# Given data
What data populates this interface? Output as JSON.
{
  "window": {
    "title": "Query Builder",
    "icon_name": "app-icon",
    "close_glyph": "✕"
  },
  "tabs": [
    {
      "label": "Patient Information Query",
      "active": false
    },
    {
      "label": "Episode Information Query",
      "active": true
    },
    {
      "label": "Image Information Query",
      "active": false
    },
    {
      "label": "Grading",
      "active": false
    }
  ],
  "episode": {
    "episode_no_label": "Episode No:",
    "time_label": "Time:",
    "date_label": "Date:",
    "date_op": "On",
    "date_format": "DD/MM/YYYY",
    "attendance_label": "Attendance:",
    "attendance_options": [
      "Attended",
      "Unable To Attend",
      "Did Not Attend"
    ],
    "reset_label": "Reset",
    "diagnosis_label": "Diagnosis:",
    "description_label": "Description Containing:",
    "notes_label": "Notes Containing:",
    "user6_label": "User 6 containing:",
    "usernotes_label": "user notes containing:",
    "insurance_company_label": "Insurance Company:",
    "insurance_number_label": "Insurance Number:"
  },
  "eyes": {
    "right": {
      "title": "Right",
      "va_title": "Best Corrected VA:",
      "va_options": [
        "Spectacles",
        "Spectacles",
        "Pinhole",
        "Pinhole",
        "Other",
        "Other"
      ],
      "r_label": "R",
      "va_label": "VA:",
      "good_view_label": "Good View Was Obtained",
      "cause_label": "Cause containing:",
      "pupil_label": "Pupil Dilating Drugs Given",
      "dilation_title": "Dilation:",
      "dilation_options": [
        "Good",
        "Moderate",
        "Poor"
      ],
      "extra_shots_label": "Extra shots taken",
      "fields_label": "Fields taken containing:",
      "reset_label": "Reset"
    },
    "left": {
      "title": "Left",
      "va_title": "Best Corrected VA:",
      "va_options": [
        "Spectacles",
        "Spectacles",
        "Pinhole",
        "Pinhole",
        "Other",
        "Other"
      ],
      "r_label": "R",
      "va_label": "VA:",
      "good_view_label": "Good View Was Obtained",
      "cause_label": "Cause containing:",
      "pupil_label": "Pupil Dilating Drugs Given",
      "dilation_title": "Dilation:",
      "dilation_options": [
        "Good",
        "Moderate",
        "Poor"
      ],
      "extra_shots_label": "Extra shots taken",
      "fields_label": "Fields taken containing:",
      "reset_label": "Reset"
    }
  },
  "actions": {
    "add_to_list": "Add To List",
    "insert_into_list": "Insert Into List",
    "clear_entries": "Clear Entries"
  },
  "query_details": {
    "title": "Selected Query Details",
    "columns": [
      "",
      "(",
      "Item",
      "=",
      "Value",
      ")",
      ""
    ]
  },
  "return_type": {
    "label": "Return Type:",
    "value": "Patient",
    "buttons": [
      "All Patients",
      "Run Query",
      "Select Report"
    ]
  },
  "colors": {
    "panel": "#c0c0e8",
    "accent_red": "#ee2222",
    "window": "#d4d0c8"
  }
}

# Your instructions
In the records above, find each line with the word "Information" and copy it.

# Exercise result
      "label": "Patient Information Query",
      "label": "Episode Information Query",
      "label": "Image Information Query",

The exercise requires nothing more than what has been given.